Iceland rushes to protect power plant over fears of volcanic eruption
Icelandic authorities were preparing to build defence walls on Tuesday around a geothermal power plant in the southwestern part of the country that they hope will protect it from lava flows amid concerns of an imminent volcanic eruption.
Seismic activity and underground lava flows intensified on the Reykjanes peninsula near the capital Reykjavik over the weekend, prompting authorities to evacuate nearly 4,000 people from the fishing town of Grindavik on Saturday.
The probability of an eruption remained high despite a decrease in seismic activity, the Icelandic Meteorological Institute said in a statement on Tuesday.
Nearly 800 earthquakes were recorded in the area between midnight and noon on Tuesday, fewer than the two previous days, it said.
“Less seismic activity typically precedes an eruption, because you have come so close to the surface that you cannot build up a lot of tension to trigger large earthquakes,” said Rikke Pedersen, who heads the Nordic Volcanological Centre based in Reykjavik.
“It should never be taken as a sign that an outbreak is not on the way,” she said.
Authorities said they were preparing to construct a large dyke designed to divert lava flows around the Svartsengi geothermal power plant, located just over six kilometres from Grindavik.
Iceland’s Justice Minister Gudrun Hafsteinsdottir told state broadcaster RUV that equipment and materials that could fill 20,000 trucks were being moved to the plant.
Construction of the protective dyke around the power station was awaiting formal approval from the government.
A spokesperson for HS Orka, operator of the power plant, said the plant supplies power to the entire country, although a disruption would not effect power supply to the capital Reykjavik.
Deserted town nearby
Almost all of Grindavik’s 3,800 inhabitants, who were evacuated over the weekend, were briefly allowed back in on Monday and Tuesday to collect their belongings, the Icelandic department of civil protection and emergency management said.
In Grindavik, long cracks ran through the town centre, leaving its main street impassable, while steam could be seen rising from the ground.
Some of the houses still had their lights on, but the town was deserted beyond the odd car and a handful of locals there to collect their most important belongings before Grindavik was once again declared out of bounds.

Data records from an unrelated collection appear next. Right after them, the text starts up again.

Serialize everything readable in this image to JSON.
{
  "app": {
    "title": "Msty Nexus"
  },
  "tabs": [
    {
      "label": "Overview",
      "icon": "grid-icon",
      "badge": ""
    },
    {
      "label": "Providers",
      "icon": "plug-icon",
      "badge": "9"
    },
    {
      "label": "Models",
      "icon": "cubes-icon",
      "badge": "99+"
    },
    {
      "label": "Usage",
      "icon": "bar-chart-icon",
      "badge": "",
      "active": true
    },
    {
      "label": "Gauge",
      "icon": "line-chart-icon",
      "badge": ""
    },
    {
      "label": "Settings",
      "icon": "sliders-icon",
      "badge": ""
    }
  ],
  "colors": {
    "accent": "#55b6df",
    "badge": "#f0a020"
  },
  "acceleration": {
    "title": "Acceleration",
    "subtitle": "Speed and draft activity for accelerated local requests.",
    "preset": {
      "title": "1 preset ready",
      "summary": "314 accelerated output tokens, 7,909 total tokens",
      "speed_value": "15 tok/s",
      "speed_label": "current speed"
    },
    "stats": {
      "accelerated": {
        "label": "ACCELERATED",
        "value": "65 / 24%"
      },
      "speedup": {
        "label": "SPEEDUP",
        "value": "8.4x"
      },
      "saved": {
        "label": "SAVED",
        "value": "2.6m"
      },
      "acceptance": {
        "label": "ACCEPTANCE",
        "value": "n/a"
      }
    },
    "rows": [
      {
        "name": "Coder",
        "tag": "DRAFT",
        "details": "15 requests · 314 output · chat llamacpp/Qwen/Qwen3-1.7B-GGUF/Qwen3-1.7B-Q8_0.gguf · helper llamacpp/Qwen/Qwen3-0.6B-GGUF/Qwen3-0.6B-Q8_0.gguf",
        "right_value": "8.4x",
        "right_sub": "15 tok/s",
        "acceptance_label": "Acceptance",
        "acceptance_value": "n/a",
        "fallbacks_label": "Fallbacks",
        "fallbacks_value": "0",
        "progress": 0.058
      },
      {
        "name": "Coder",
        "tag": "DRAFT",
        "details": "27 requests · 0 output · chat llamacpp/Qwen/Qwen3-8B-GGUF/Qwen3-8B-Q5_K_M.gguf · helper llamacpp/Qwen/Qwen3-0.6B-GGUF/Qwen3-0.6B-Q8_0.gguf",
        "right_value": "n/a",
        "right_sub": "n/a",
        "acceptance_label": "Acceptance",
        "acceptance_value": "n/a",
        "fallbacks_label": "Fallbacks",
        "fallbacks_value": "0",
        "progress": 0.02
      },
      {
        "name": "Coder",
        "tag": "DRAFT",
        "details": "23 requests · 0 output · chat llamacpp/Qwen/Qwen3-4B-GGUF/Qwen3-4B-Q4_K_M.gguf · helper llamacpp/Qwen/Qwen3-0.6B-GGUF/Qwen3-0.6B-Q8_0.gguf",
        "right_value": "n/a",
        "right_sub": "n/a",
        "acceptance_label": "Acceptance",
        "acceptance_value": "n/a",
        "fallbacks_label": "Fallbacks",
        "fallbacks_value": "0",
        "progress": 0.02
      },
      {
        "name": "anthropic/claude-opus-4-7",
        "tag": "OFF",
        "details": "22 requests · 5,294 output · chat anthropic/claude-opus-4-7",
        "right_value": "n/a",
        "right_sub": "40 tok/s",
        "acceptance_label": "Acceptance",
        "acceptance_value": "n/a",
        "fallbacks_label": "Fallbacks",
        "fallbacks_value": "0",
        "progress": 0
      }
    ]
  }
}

Grindavik resident Kristin Maria Birgisdottir, who works for the town municipality, told Reuters on Tuesday she only had the clothes she had worn for work on the day the town was evacuated.
“I’m getting prepared in case I get a chance to visit my house and get some of my belongings,” said Birgisdottir, who has moved to a summer house with her family.
Some residents had to be driven into Grindavik in emergency responders’ cars, while most inhabitants were allowed to drive into Grindavik in their private cars accompanied by emergency personnel.
Most pets and farm animals had been rescued from Grindavik by Monday night, according to charity Dyrfinna.